Two reasons why a zookeeper might need to get a tree removed from their zoo

22 May 2020
 Categories: , Blog


Whilst trees serve a multitude of functions in a zoo, some of them can occasionally cause problems that may result in a zookeeper having to call in a tree removal specialist. Here are a couple of scenarios that might lead to a zookeeper making this decision.

The tree is acting as a 'bridge' between two enclosures

If a tree in one enclosure has begun to grow into an adjacent enclosure, then a zookeeper might have to get it removed.

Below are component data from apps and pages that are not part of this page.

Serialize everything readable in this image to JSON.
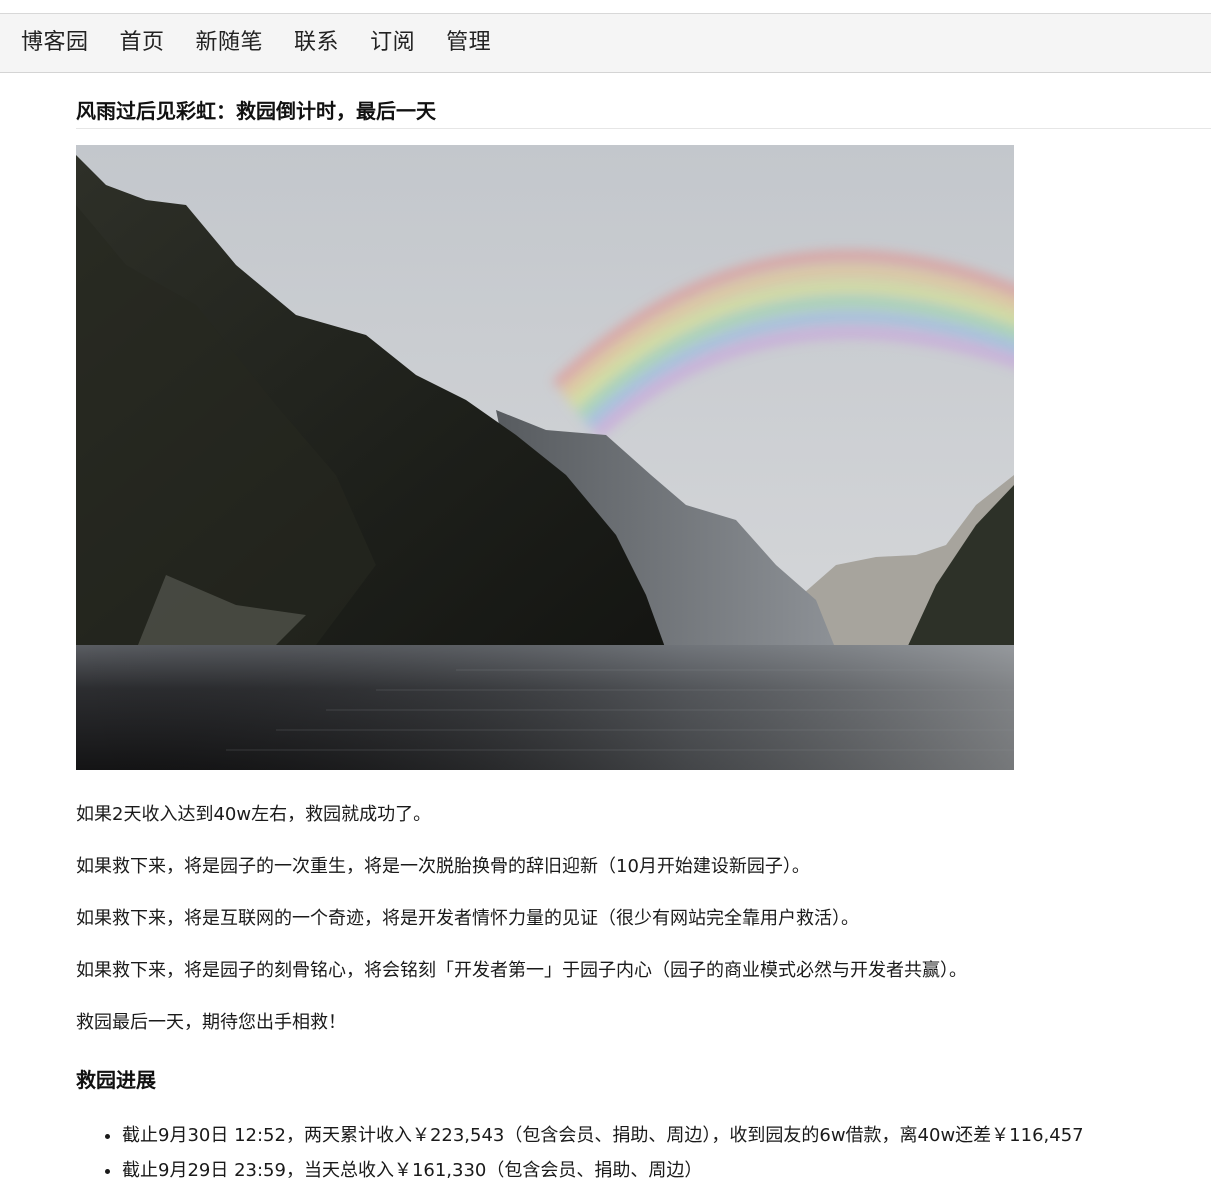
{
  "nav": {
    "items": [
      "博客园",
      "首页",
      "新随笔",
      "联系",
      "订阅",
      "管理"
    ]
  },
  "post": {
    "title": "风雨过后见彩虹：救园倒计时，最后一天",
    "hero_image": "fjord-rainbow-landscape",
    "paragraphs": [
      "如果2天收入达到40w左右，救园就成功了。",
      "如果救下来，将是园子的一次重生，将是一次脱胎换骨的辞旧迎新（10月开始建设新园子）。",
      "如果救下来，将是互联网的一个奇迹，将是开发者情怀力量的见证（很少有网站完全靠用户救活）。",
      "如果救下来，将是园子的刻骨铭心，将会铭刻「开发者第一」于园子内心（园子的商业模式必然与开发者共赢）。",
      "救园最后一天，期待您出手相救！"
    ],
    "section_title": "救园进展",
    "progress": [
      "截止9月30日 12:52，两天累计收入￥223,543（包含会员、捐助、周边），收到园友的6w借款，离40w还差￥116,457",
      "截止9月29日 23:59，当天总收入￥161,330（包含会员、捐助、周边）"
    ]
  },
  "colors": {
    "nav_bg": "#f5f5f5",
    "text": "#1a1a1a"
  }
}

The reason for this is as follows; in this instance, the tree might serve as a bridge between these two enclosures and allow the animals in one of them to climb into the other enclosure.

At best, this could be a nuisance for the zookeeper, as they would then have to repeatedly retrieve the escaped animals and putting them back in their own living area. At worst, it might result in these animals attacking (or being attacked by) the creatures who reside in the adjacent enclosure. The latter could result in the zookeeper having to have the wounded animals treated by the zoo's veterinary team.

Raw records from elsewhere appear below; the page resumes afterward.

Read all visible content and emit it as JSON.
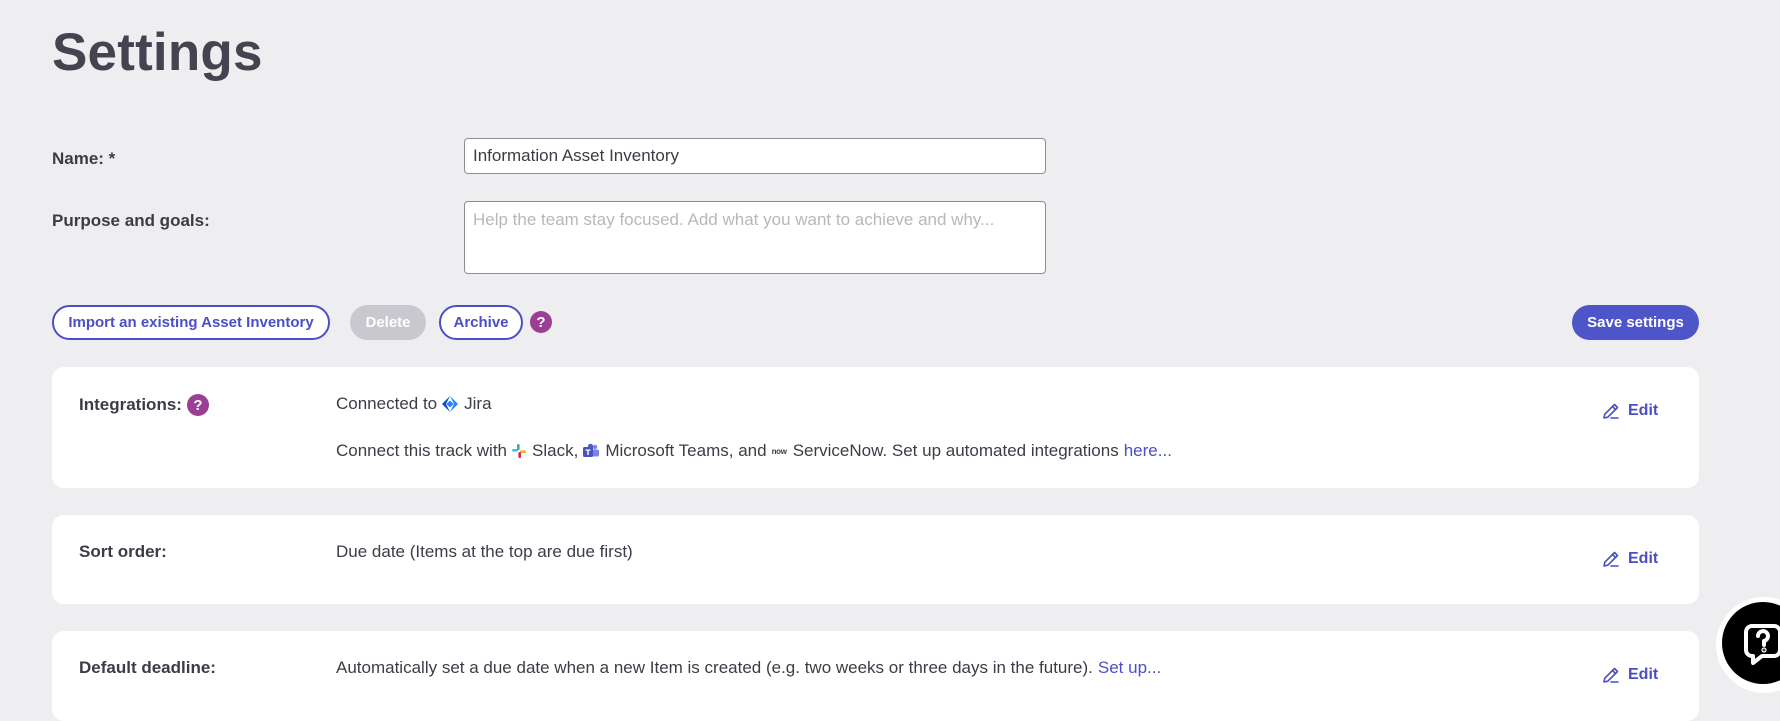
{
  "page": {
    "title": "Settings"
  },
  "form": {
    "name_label": "Name: *",
    "name_value": "Information Asset Inventory",
    "purpose_label": "Purpose and goals:",
    "purpose_placeholder": "Help the team stay focused. Add what you want to achieve and why..."
  },
  "actions": {
    "import_label": "Import an existing Asset Inventory",
    "delete_label": "Delete",
    "archive_label": "Archive",
    "help_symbol": "?",
    "save_label": "Save settings"
  },
  "integrations": {
    "label": "Integrations:",
    "help_symbol": "?",
    "connected_prefix": "Connected to",
    "connected_service": "Jira",
    "connect_prefix": "Connect this track with",
    "slack": "Slack,",
    "teams": "Microsoft Teams, and",
    "now_badge": "now",
    "servicenow": "ServiceNow. Set up automated integrations",
    "here_link": "here...",
    "edit_label": "Edit"
  },
  "sort_order": {
    "label": "Sort order:",
    "value": "Due date (Items at the top are due first)",
    "edit_label": "Edit"
  },
  "default_deadline": {
    "label": "Default deadline:",
    "value": "Automatically set a due date when a new Item is created (e.g. two weeks or three days in the future).",
    "setup_link": "Set up...",
    "edit_label": "Edit"
  },
  "icons": {
    "help": "help-circle-icon",
    "edit": "pencil-icon",
    "jira": "jira-logo-icon",
    "slack": "slack-logo-icon",
    "teams": "microsoft-teams-logo-icon",
    "servicenow": "servicenow-logo-icon",
    "chat": "chat-support-icon"
  },
  "colors": {
    "accent": "#4a4fc4",
    "save_button": "#4e55c8",
    "help_badge": "#9b3f94",
    "disabled_button": "#c9c8ce",
    "background": "#eeeef0"
  }
}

Although the zookeeper could arrange for a tree company to periodically lop off the branches that are growing past the first enclosure's boundaries and into the second enclosure, it would probably be more cost-effective and efficient to get rid of this tree altogether.

A tree is bearing lots of fruit which is being eaten to excess by nearby monkeys

If a tree is in a monkey enclosure and it bears lots of fruit, then it is almost inevitable that the monkeys will consume this fruit (as virtually all monkeys are fond of this particular food). This could present a problem for the zookeeper, if they are trying to feed the monkeys a specific diet that is, for example, low in sugar, or if they're trying to avoid overfeeding them (as the combination of the food the monkeys are given by the zookeeper, and the fruit they eat from this tree, might result in them consuming too many calories).

Even if the zookeeper collects the fallen fruit every day, the monkeys may still end up eating some, as they will, of course, be able to climb the tree and pick the fruit directly from the branches, before it falls. As such, it would be better for the zookeeper to ask a tree company to take down this tree.

For more information, reach out to a local tree removal company.